Evidence From Ötzi Tells Us He Came From a Caring Bunch Who Dabbled in Medicine
There has long been speculation about the purpose of the tattoos on the body of Ötzi the Iceman, a 5,300-year-old mummy, who was discovered by some German tourists in the Oetz Valley, Austria, in 1991. A new study published in the International Journal of Paleopathology finds that the tattoos and other elements found were likely for the betterment of Ötzi’s health, and that the Copper Age man belonged to a group with some sophisticated medical practices.
Ötzi was originally believed to be the frozen corpse of a mountaineer or soldier who died during World War I. Tests later confirmed the iceman dates back to 3,300 BC and most likely died from a blow to the back of the head. He is Europe's oldest natural human mummy and, remarkably, his body contained the still intact blood cells, which resembled a modern sample of blood. They are the oldest blood cells ever identified. His body was so well-preserved that scientists were even able to determine that his last meal was red deer and herb bread, eaten with wheat bran, roots and fruit.
One of the more surprising discoveries about Ötzi, is the series of tattoos found all over his body, which researchers believe may have been an early form of acupuncture .
His body art, the only known example of Copper Age tattoos, includes more than 50 tattoos across the body, most of which are formed of lines and crosses which were made by making small incisions in the skin and then rubbing them with charcoal.
A cross-shaped tattoo on Otzi's knee. Photo source .
The tattoos were first thought to be merely decorative, however, a 2014 study claimed that it is more likely the tattoos were made for therapeutic purposes and were an ancient form of acupuncture.
“Radiological images of the tattooed areas show degenerative areas under the tattoos that could have caused pain,” said a spokesman for the South Tyrol Museum of Archaeology. “As the tattooing spots lie approximately over the acupuncture medians, it seems common opinion that they could have been use for that.”
Ötzi’s tattoos were found on all the parts of the body that showed evidence of wear and tear, including his ankles, wrists, knees, Achilles tendon, and lower back, leading the researchers to suspect that the tattoos were used therapeutically to relieve ailments like rheumatism and arthritis. If this is true, then this could constitute the earliest form of acupuncture, which was thought to have been invented more than 2,000 years later in Asia.

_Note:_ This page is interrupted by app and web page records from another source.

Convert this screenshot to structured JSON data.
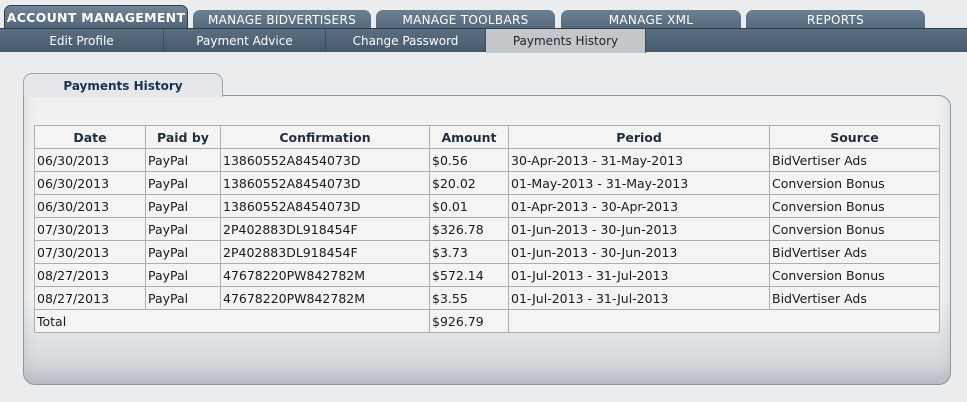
{
  "main_tabs": [
    {
      "label": "ACCOUNT MANAGEMENT",
      "active": true
    },
    {
      "label": "MANAGE BIDVERTISERS",
      "active": false
    },
    {
      "label": "MANAGE TOOLBARS",
      "active": false
    },
    {
      "label": "MANAGE XML",
      "active": false
    },
    {
      "label": "REPORTS",
      "active": false
    }
  ],
  "sub_tabs": [
    {
      "label": "Edit Profile",
      "active": false
    },
    {
      "label": "Payment Advice",
      "active": false
    },
    {
      "label": "Change Password",
      "active": false
    },
    {
      "label": "Payments History",
      "active": true
    }
  ],
  "panel": {
    "title": "Payments History"
  },
  "table": {
    "headers": [
      "Date",
      "Paid by",
      "Confirmation",
      "Amount",
      "Period",
      "Source"
    ],
    "rows": [
      [
        "06/30/2013",
        "PayPal",
        "13860552A8454073D",
        "$0.56",
        "30-Apr-2013 - 31-May-2013",
        "BidVertiser Ads"
      ],
      [
        "06/30/2013",
        "PayPal",
        "13860552A8454073D",
        "$20.02",
        "01-May-2013 - 31-May-2013",
        "Conversion Bonus"
      ],
      [
        "06/30/2013",
        "PayPal",
        "13860552A8454073D",
        "$0.01",
        "01-Apr-2013 - 30-Apr-2013",
        "Conversion Bonus"
      ],
      [
        "07/30/2013",
        "PayPal",
        "2P402883DL918454F",
        "$326.78",
        "01-Jun-2013 - 30-Jun-2013",
        "Conversion Bonus"
      ],
      [
        "07/30/2013",
        "PayPal",
        "2P402883DL918454F",
        "$3.73",
        "01-Jun-2013 - 30-Jun-2013",
        "BidVertiser Ads"
      ],
      [
        "08/27/2013",
        "PayPal",
        "47678220PW842782M",
        "$572.14",
        "01-Jul-2013 - 31-Jul-2013",
        "Conversion Bonus"
      ],
      [
        "08/27/2013",
        "PayPal",
        "47678220PW842782M",
        "$3.55",
        "01-Jul-2013 - 31-Jul-2013",
        "BidVertiser Ads"
      ]
    ],
    "total_label": "Total",
    "total_amount": "$926.79"
  }
}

Using this and further existing evidence from one of the most examined corpses in history, the researchers have concluded, “considerable effort … and, irrespective of the efficacy of the treatment, provided care for the Iceman,” reports Smithsonianmag. It is therefore postulated that he members of the culture performing the treatment must have wanted to develop some kind of healing system and undertaken practice and experimentation in order to develop the form of acupuncture treatment Ötzi appears to have received.
A series of lines found on Otzi's back. Photo source .
The spokesman for the South Tyrol Museum of Archaeology said that if indeed the tattoos were created as a form of acupuncture, “people of the Iceman's times would have known not only about nature around them, but also about the human body and its reactions - I think this is remarkable.”
The writers of the latest study summarize:
We carefully re-evaluated the various health issues of the Iceman, including joint diseases, gastrointestinal problems and arterial calcifications and compared them to the location and number of tattoos. Together with the finding of medically effective fungi and plants, such as the birch polypore or fern in his equipment and intestines, we suggest that care and treatment was already common during the Iceman’s time.
Other evidence found with the corpse which the study claims supports the medical account are the plants used in the production of his tools, which have anti-inflammatory properties, and bog moss found on the corpse which could have served as temporary bandaging.
The overriding suggestion from the evidence presented is, regardless of the effectiveness, this Copper Age society had more advanced medicinal practices than previously would have been attributed to it.
Top image: Reconstruction of Ötzi the Iceman by Kennis (c) South Tyrol Museum of Archaeology/foto-dpi.com ( CC BY-NC-ND 2.0)